Thursday, June 10, 2010

It’s all in the method.

Yesterday I had a mini-rant about the mean-spiritedness of folk who decline to share their recipes when asked nicely. Aside from the meanness of it, there is a very pragmatic reason why this is a silly reaction. A recipe is more than a list of ingredients. The method instructions are the tricky part. It is very difficult to write them in such a clear and unequivocal way that the recipient - working in a different kitchen with a different interpretation of terms such as ‘mix thoroughly’ and ‘chop finely’ – can reproduce the dish exactly. Heck! I can’t even get the same result from my own recipes every time! I want to touch on this topic again today.

One of my other recent themes is the finding of cookery recipes in places other than regular cookery publications. Today’s story touches on this too, as the recipes I want to share with you come from the Wisconsin State Agricultural Society Transactions, published in 1861 (and which is largely a report on the tenth Annual State Fair in the previous year).

Today’s recipes are a selection from those which won prizes in various cookery categories at the Fair, and which were published in the report. Did I say ‘recipes’? There was no danger of loss of intellectual property here, as you will see. Perhaps this was not the rationale anyway – no doubt the good women (and girls) of Wisconsin did not need to be told how to assemble the ingredients ‘according to the usual manner.’

Genuine Sponge Cake.
3 cups of flour, 3 cups of sugar, and ten eggs.
Mrs. H.W.Hayes, Palmyra.

Premium Corn Cake.
Two qts. Indian meal, 1 qt. Graham flour, 1 cup yeast, 1 cup molasses or sugar, ½ tea-spoonful soda, ½ tea-spoonful salt.
Mrs. H.W.Hayes, Palmyra.

Premium Cookies – Juvenile List.
Six spoonfuls of sugar, four of butter, and three eggs.
Miss F.V.Niles, (10 years)

Premium Gingerbread.
One cup molasses, one-half cup butter, one-half cup buttermilk, two eggs, one table-spoonful brown sugar, one tea-spoonful ginger, one tea-spoonful saleratus, flour enough to make a stiff batter.
Miss Josephine Peffer (under 12 years)

Quotation for the Day.

A recipe is not meant to be followed exactly – it is a canvas on which you can embroider.
Roger Verge.


Amanda said...

I just wanted you to know that I just recently came across your blog and think it's wonderful.
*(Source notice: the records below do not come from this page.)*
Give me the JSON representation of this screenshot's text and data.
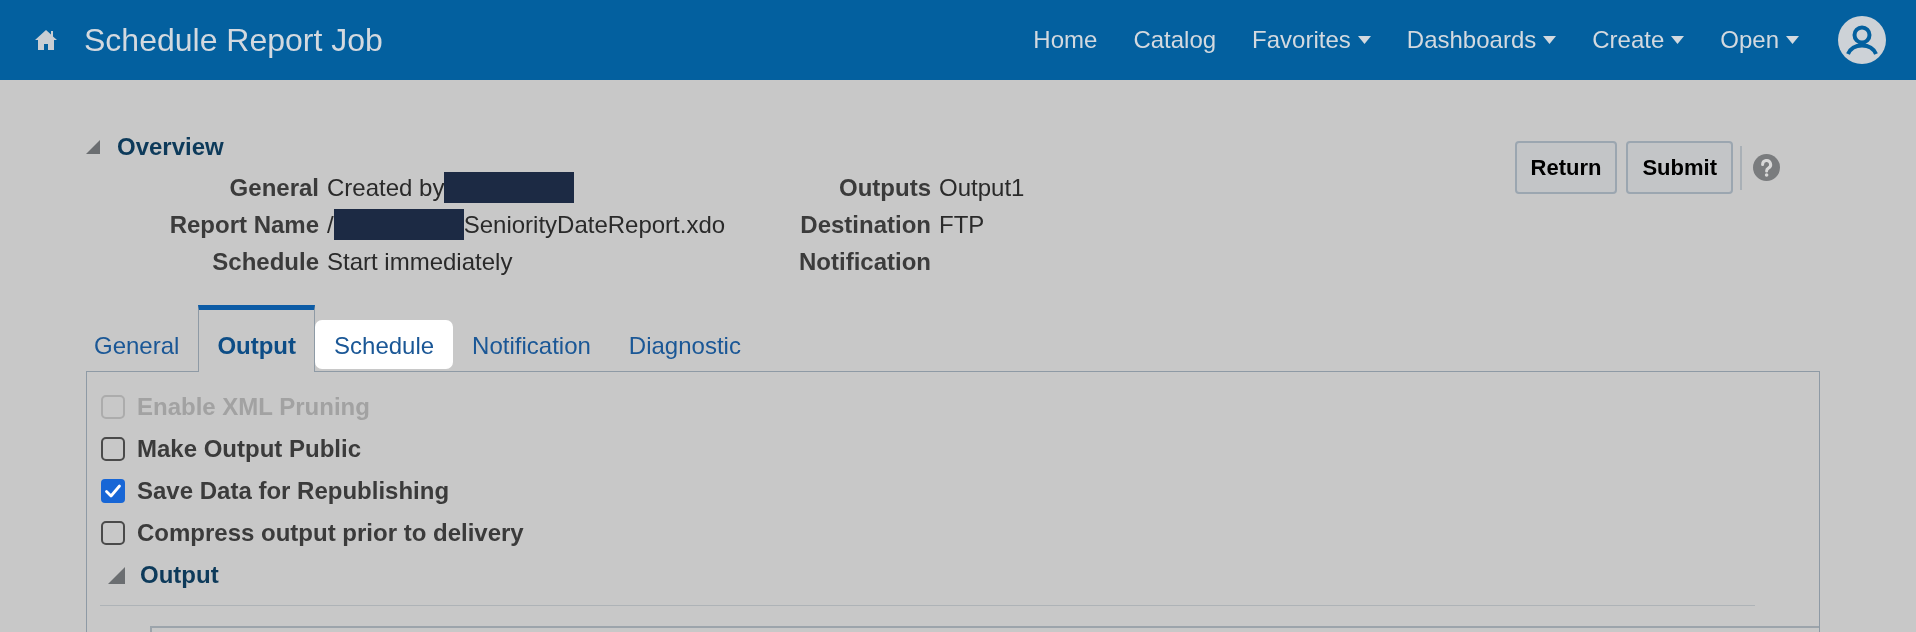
{
  "header": {
    "title": "Schedule Report Job",
    "nav": [
      {
        "label": "Home",
        "has_menu": false
      },
      {
        "label": "Catalog",
        "has_menu": false
      },
      {
        "label": "Favorites",
        "has_menu": true
      },
      {
        "label": "Dashboards",
        "has_menu": true
      },
      {
        "label": "Create",
        "has_menu": true
      },
      {
        "label": "Open",
        "has_menu": true
      }
    ]
  },
  "overview": {
    "title": "Overview",
    "expanded": true,
    "columns": [
      [
        {
          "label": "General",
          "value": [
            {
              "kind": "text",
              "text": "Created by"
            },
            {
              "kind": "redacted"
            }
          ]
        },
        {
          "label": "Report Name",
          "value": [
            {
              "kind": "text",
              "text": "/"
            },
            {
              "kind": "redacted"
            },
            {
              "kind": "text",
              "text": "SeniorityDateReport.xdo"
            }
          ]
        },
        {
          "label": "Schedule",
          "value": [
            {
              "kind": "text",
              "text": "Start immediately"
            }
          ]
        }
      ],
      [
        {
          "label": "Outputs",
          "value": [
            {
              "kind": "text",
              "text": "Output1"
            }
          ]
        },
        {
          "label": "Destination",
          "value": [
            {
              "kind": "text",
              "text": "FTP"
            }
          ]
        },
        {
          "label": "Notification"
        }
      ]
    ]
  },
  "actions": [
    {
      "label": "Return"
    },
    {
      "label": "Submit"
    }
  ],
  "tabs": [
    {
      "label": "General",
      "selected": false,
      "hovered": false
    },
    {
      "label": "Output",
      "selected": true,
      "hovered": false
    },
    {
      "label": "Schedule",
      "selected": false,
      "hovered": true
    },
    {
      "label": "Notification",
      "selected": false,
      "hovered": false
    },
    {
      "label": "Diagnostic",
      "selected": false,
      "hovered": false
    }
  ],
  "options": [
    {
      "label": "Enable XML Pruning",
      "checked": false,
      "disabled": true
    },
    {
      "label": "Make Output Public",
      "checked": false,
      "disabled": false
    },
    {
      "label": "Save Data for Republishing",
      "checked": true,
      "disabled": false
    },
    {
      "label": "Compress output prior to delivery",
      "checked": false,
      "disabled": false
    }
  ],
  "output_section": {
    "title": "Output",
    "expanded": true
  }
}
I am the editor for Old Fashioned Living ( and have posted a link to you on our website's FB fan page :)

The Old Foodie said...

Thanks Amanda! ( a bit belated thanks, I know - many apologies, I have been pre-occupied ... )